The Sun is the driving force behind our planet's existence and the largest object in our solar system. Its gravitational pull keeps everything from spinning into the cosmos and its solar energy powers life on Earth. Although we know a lot about the Sun, there are still misconceptions. Here are five myths that you might have heard about the Sun.
Myth: Earth is closest to the Sun in summer
It's easy to see why this myth about the Sun originated. The Sun is hot, summer is the warmest season, and the closer you get to a warm object, the hotter it feels. However, when the Northern Hemisphere experiences summer, it is actually at its farthest point away from the Sun.
This is because Earth’s orbit is elliptical — although only slightly. While Earth is slightly farther away from the sun in summer, this distance is negligible due its tilt. Summer occurs when a portion of the Earth is tilted towards the Sun. This increases the amount of sunlight the area gets and extends the length of the days, which leads to a temperature increase. This is also why areas closer to the equator experience fewer seasonal weather shifts since their tilt changes less.
Myth: It's the color yellow
You might not have heard this myth, but it's still easy to assume! On a clear day, the Sun is a distinct yellow object in the sky. However, if you observe the Sun at sunrise or sunset, you'll witness it undergo a variety of color changes from orange to sometimes even purple. This is because the Sun is not any of these colors. It emits a clear, white light that is altered by the atmosphere of Earth. The Sun emits light at different wavelengths that are scattered by the atmosphere. The ones that remain combine to become the yellow Sun that we recognize.
Myth: It doesn’t rotate
Outside of its daily journey from one horizon to the next, which we now know is caused by the rotation of the Earth, the Sun can appear to be a static object. Some have even inferred that it does not rotate but rather sits still at the center of the solar system. However, this isn't the case — the Sun does in fact rotate around an invisible axis. This was one of Galileo’s most important discoveries. Using a specialized telescope, the great astronomer was able to determine that the sunspots he observed were moving at a predictable rate that proved the rotation of the Sun.
Myth: Sunspots are cold spots on the Sun
This myth has an element of truth to it in that sunspots are colder than the areas around them. However, they are not cold. The average surface of the Sun is 5,500 degrees Celsius, whereas sunspots are only 3,500 degrees Celsius. While there is a significant difference here, sunspots can still melt most solid objects.
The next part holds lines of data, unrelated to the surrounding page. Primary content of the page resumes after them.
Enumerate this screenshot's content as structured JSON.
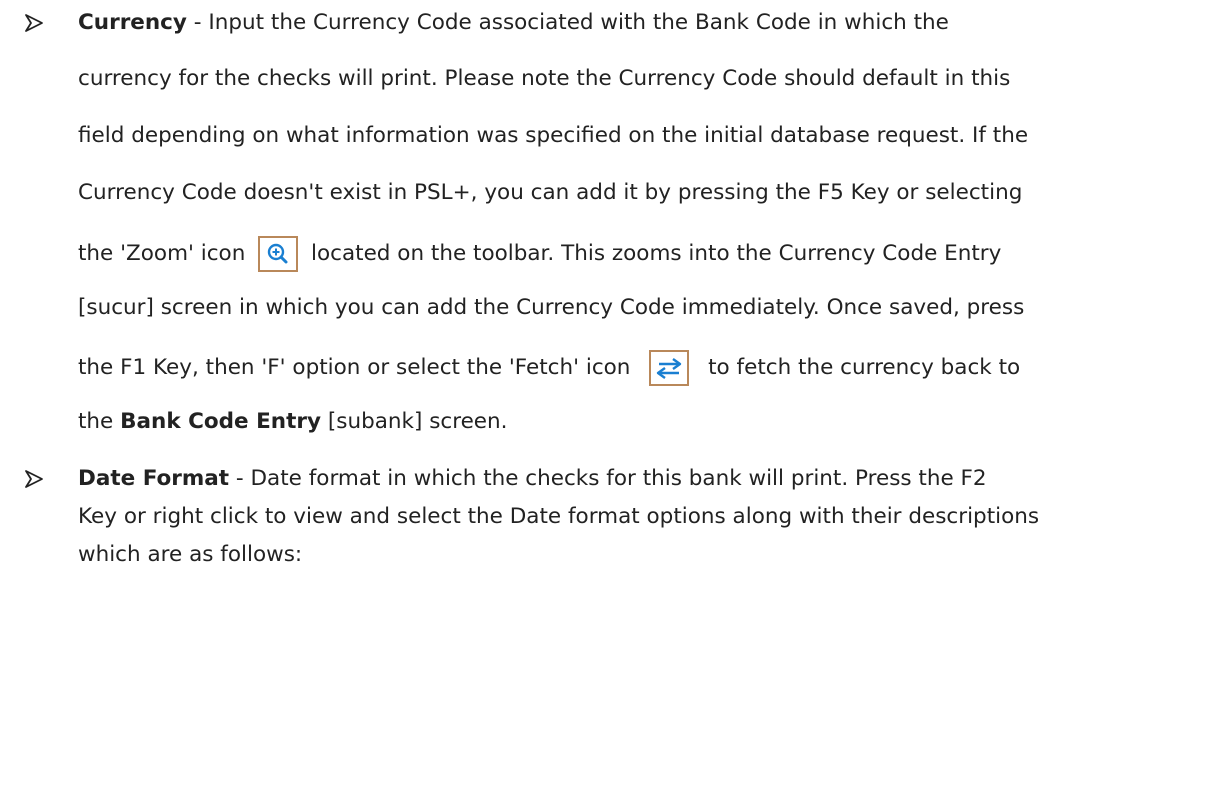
{
  "currency": {
    "heading": "Currency",
    "l1_tail": " - Input the Currency Code associated with the Bank Code in which the",
    "l2": "currency for the checks will print.  Please note the Currency Code should default in this",
    "l3": "field depending on what information was specified on the initial database request.  If the",
    "l4": "Currency Code doesn't exist in PSL+, you can add it by pressing the F5 Key or selecting",
    "l5_pre": "the 'Zoom' icon",
    "l5_post": "located on the toolbar.  This zooms into the Currency Code Entry",
    "l6": "[sucur] screen in which you can add the Currency Code immediately.  Once saved, press",
    "l7_pre": "the F1 Key, then 'F' option or select the 'Fetch' icon",
    "l7_post": "to fetch the currency back to",
    "l8_pre": "the ",
    "l8_bold": "Bank Code Entry",
    "l8_post": " [subank] screen."
  },
  "date_format": {
    "heading": "Date Format",
    "l1_tail": " - Date format in which the checks for this bank will print.  Press the F2",
    "l2": "Key or right click to view and select the Date format options along with their descriptions",
    "l3": "which are as follows:"
  },
  "icons": {
    "zoom": "zoom-icon",
    "fetch": "fetch-icon",
    "bullet": "arrow-bullet-icon"
  },
  "colors": {
    "text": "#222222",
    "icon_border": "#b9885a",
    "icon_blue": "#1a7fd1"
  }
}
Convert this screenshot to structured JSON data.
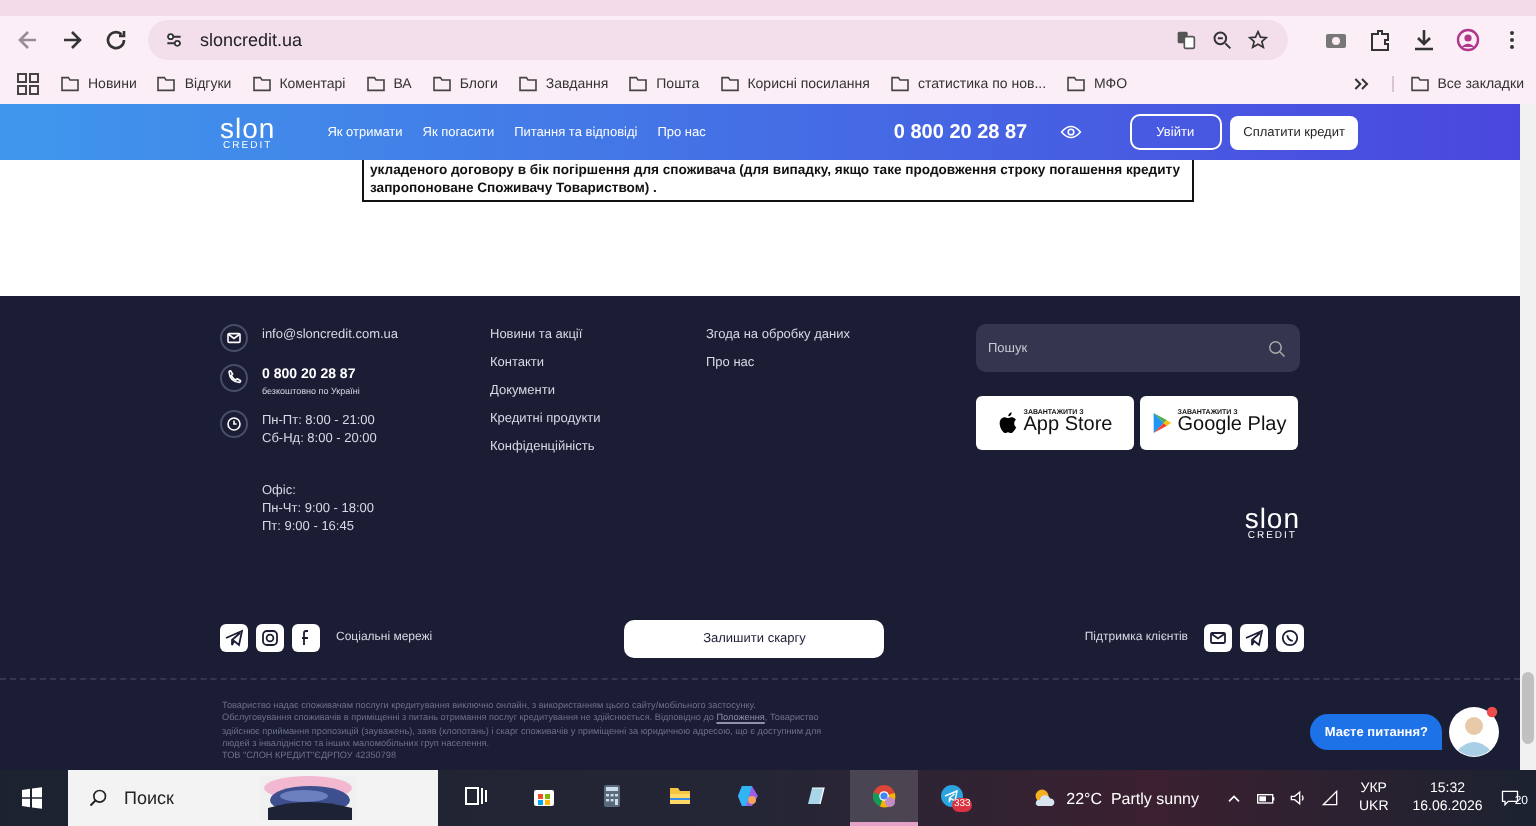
{
  "browser": {
    "url": "sloncredit.ua",
    "bookmarks": [
      "Новини",
      "Відгуки",
      "Коментарі",
      "ВА",
      "Блоги",
      "Завдання",
      "Пошта",
      "Корисні посилання",
      "статистика по нов...",
      "МФО"
    ],
    "all_bookmarks": "Все закладки"
  },
  "site_header": {
    "logo": "slon",
    "logo_sub": "CREDIT",
    "nav": [
      "Як отримати",
      "Як погасити",
      "Питання та відповіді",
      "Про нас"
    ],
    "phone": "0 800 20 28 87",
    "login": "Увійти",
    "pay": "Сплатити кредит"
  },
  "notice": "укладеного договору в бік погіршення для споживача (для випадку, якщо таке продовження строку погашення кредиту запропоноване Споживачу Товариством) .",
  "footer": {
    "contacts": [
      {
        "kind": "email",
        "lines": [
          "info@sloncredit.com.ua"
        ]
      },
      {
        "kind": "phone",
        "lines": [
          "0 800 20 28 87",
          "безкоштовно по Україні"
        ]
      },
      {
        "kind": "clock",
        "lines": [
          "Пн-Пт: 8:00 - 21:00",
          "Сб-Нд: 8:00 - 20:00"
        ]
      },
      {
        "kind": "office",
        "lines": [
          "Офіс:",
          "Пн-Чт: 9:00 - 18:00",
          "Пт: 9:00 - 16:45"
        ]
      }
    ],
    "links_1": [
      "Новини та акції",
      "Контакти",
      "Документи",
      "Кредитні продукти",
      "Конфіденційність"
    ],
    "links_2": [
      "Згода на обробку даних",
      "Про нас"
    ],
    "search_placeholder": "Пошук",
    "stores": [
      {
        "kind": "apple",
        "small": "ЗАВАНТАЖИТИ З",
        "big": "App Store"
      },
      {
        "kind": "google",
        "small": "ЗАВАНТАЖИТИ З",
        "big": "Google Play"
      }
    ],
    "logo": "slon",
    "logo_sub": "CREDIT",
    "social_label": "Соціальні мережі",
    "complaint_button": "Залишити скаргу",
    "support_label": "Підтримка клієнтів",
    "legal": {
      "before": "Товариство надає споживачам послуги кредитування виключно онлайн, з використанням цього сайту/мобільного застосунку. Обслуговування споживачів в приміщенні з питань отримання послуг кредитування не здійснюється. Відповідно до ",
      "link": "Положення",
      "after": ", Товариство здійснює приймання пропозицій (зауважень), заяв (клопотань) і скарг споживачів у приміщенні за юридичною адресою, що є доступним для людей з інвалідністю та інших маломобільних груп населення."
    },
    "company": "ТОВ \"СЛОН КРЕДИТ\"ЄДРПОУ 42350798"
  },
  "chat": {
    "label": "Маєте питання?"
  },
  "taskbar": {
    "search": "Поиск",
    "apps": [
      {
        "kind": "taskview",
        "selected": false
      },
      {
        "kind": "store",
        "selected": false
      },
      {
        "kind": "calculator",
        "selected": false
      },
      {
        "kind": "folder",
        "selected": false
      },
      {
        "kind": "copilot",
        "selected": false
      },
      {
        "kind": "notes",
        "selected": false
      },
      {
        "kind": "chrome",
        "selected": true
      },
      {
        "kind": "telegram",
        "selected": false,
        "badge": "333"
      }
    ],
    "weather": "22°C  Partly sunny",
    "lang": [
      "УКР",
      "UKR"
    ],
    "time": "15:32",
    "date": "16.06.2026",
    "notifications": "20"
  }
}
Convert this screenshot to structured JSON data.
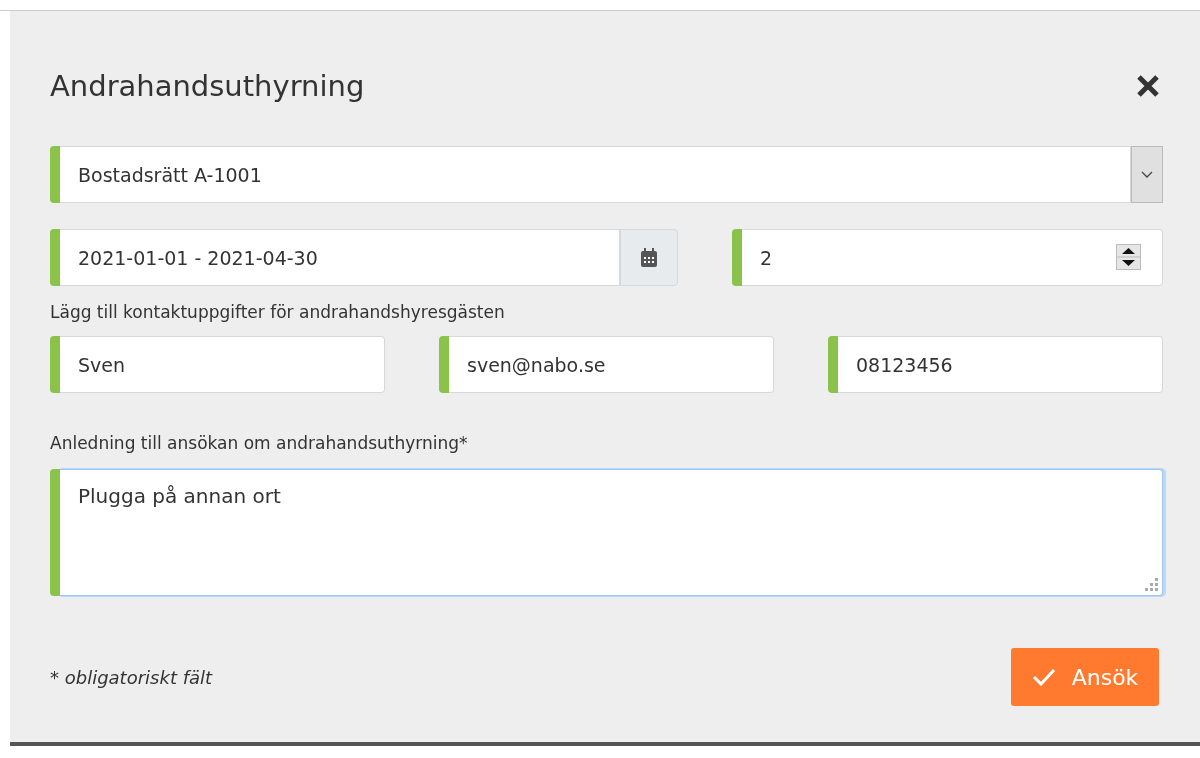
{
  "dialog": {
    "title": "Andrahandsuthyrning",
    "property_select": {
      "value": "Bostadsrätt A-1001"
    },
    "period_field": {
      "value": "2021-01-01 - 2021-04-30"
    },
    "count_field": {
      "value": "2"
    },
    "contact_label": "Lägg till kontaktuppgifter för andrahandshyresgästen",
    "contact_fields": [
      {
        "value": "Sven"
      },
      {
        "value": "sven@nabo.se"
      },
      {
        "value": "08123456"
      }
    ],
    "reason_label": "Anledning till ansökan om andrahandsuthyrning*",
    "reason_field": {
      "value": "Plugga på annan ort",
      "focused": true
    },
    "required_note": "* obligatoriskt fält",
    "submit_button": {
      "label": "Ansök"
    }
  }
}
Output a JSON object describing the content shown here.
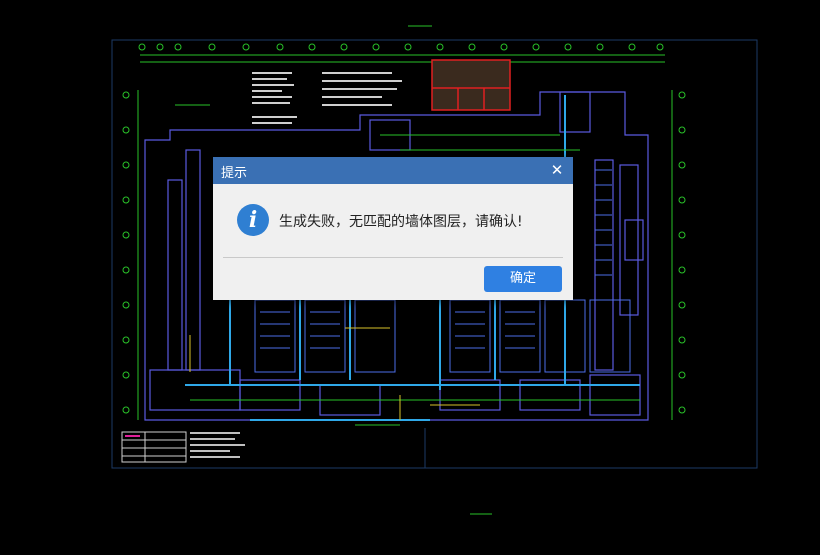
{
  "dialog": {
    "title": "提示",
    "close_glyph": "✕",
    "icon": "info-icon",
    "icon_glyph": "i",
    "message": "生成失败，无匹配的墙体图层，请确认!",
    "ok_label": "确定"
  },
  "colors": {
    "titlebar": "#3a70b4",
    "button": "#2f80e2",
    "background": "#000000",
    "cad_frame": "#1c3a66",
    "cad_grid": "#29c229",
    "cad_walls": "#5a5ae0",
    "cad_pipes": "#2fa8e8",
    "cad_red": "#e02020"
  }
}
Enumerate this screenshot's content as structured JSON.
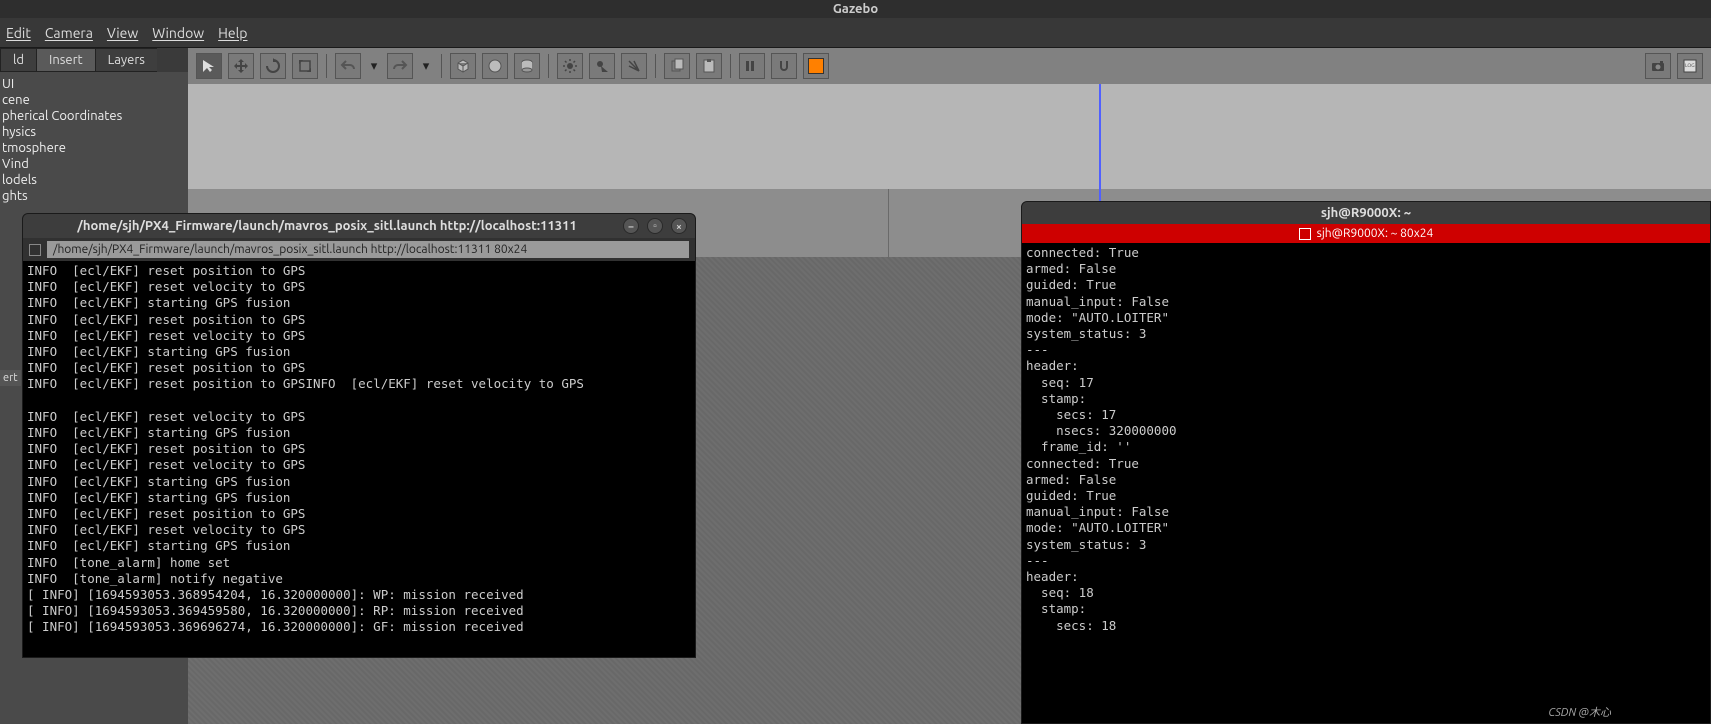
{
  "app": {
    "title": "Gazebo"
  },
  "menu": {
    "edit": "Edit",
    "camera": "Camera",
    "view": "View",
    "window": "Window",
    "help": "Help"
  },
  "sidebar": {
    "tabs": {
      "world": "ld",
      "insert": "Insert",
      "layers": "Layers"
    },
    "tree": {
      "gui": "UI",
      "scene": "cene",
      "sph": "pherical Coordinates",
      "phys": "hysics",
      "atm": "tmosphere",
      "wind": "Vind",
      "models": "lodels",
      "lights": "ghts"
    }
  },
  "side_tab_label": "ert",
  "terminal1": {
    "title": "/home/sjh/PX4_Firmware/launch/mavros_posix_sitl.launch http://localhost:11311",
    "tab": "/home/sjh/PX4_Firmware/launch/mavros_posix_sitl.launch http://localhost:11311 80x24",
    "lines": "INFO  [ecl/EKF] reset position to GPS\nINFO  [ecl/EKF] reset velocity to GPS\nINFO  [ecl/EKF] starting GPS fusion\nINFO  [ecl/EKF] reset position to GPS\nINFO  [ecl/EKF] reset velocity to GPS\nINFO  [ecl/EKF] starting GPS fusion\nINFO  [ecl/EKF] reset position to GPS\nINFO  [ecl/EKF] reset position to GPSINFO  [ecl/EKF] reset velocity to GPS\n\nINFO  [ecl/EKF] reset velocity to GPS\nINFO  [ecl/EKF] starting GPS fusion\nINFO  [ecl/EKF] reset position to GPS\nINFO  [ecl/EKF] reset velocity to GPS\nINFO  [ecl/EKF] starting GPS fusion\nINFO  [ecl/EKF] starting GPS fusion\nINFO  [ecl/EKF] reset position to GPS\nINFO  [ecl/EKF] reset velocity to GPS\nINFO  [ecl/EKF] starting GPS fusion\nINFO  [tone_alarm] home set\nINFO  [tone_alarm] notify negative\n[ INFO] [1694593053.368954204, 16.320000000]: WP: mission received\n[ INFO] [1694593053.369459580, 16.320000000]: RP: mission received\n[ INFO] [1694593053.369696274, 16.320000000]: GF: mission received"
  },
  "terminal2": {
    "title": "sjh@R9000X: ~",
    "tab": "sjh@R9000X: ~ 80x24",
    "lines": "connected: True\narmed: False\nguided: True\nmanual_input: False\nmode: \"AUTO.LOITER\"\nsystem_status: 3\n---\nheader:\n  seq: 17\n  stamp:\n    secs: 17\n    nsecs: 320000000\n  frame_id: ''\nconnected: True\narmed: False\nguided: True\nmanual_input: False\nmode: \"AUTO.LOITER\"\nsystem_status: 3\n---\nheader:\n  seq: 18\n  stamp:\n    secs: 18"
  },
  "watermark": "CSDN @木心"
}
Myth: Solar wind and coronal mass ejections can knock satellites out of orbit
The Sun consistently emits energy into space and it is this energy that makes life possible. However, it occasionally ejects more powerful bursts of energy in the form of solar wind and coronal mass ejections. While these events do send electromagnetic forces into the solar system that can wreak havoc on electronics, the actual physical pressure does not reach Earth. Although an extreme coronal mass ejection might take a satellite out of commission, it will still be in orbit.
The Sun is an amazing object that influences everything around us. The next time you ponder the Sun — whether at sunrise, sunset, or behind thin clouds — keep these myths and realities in mind.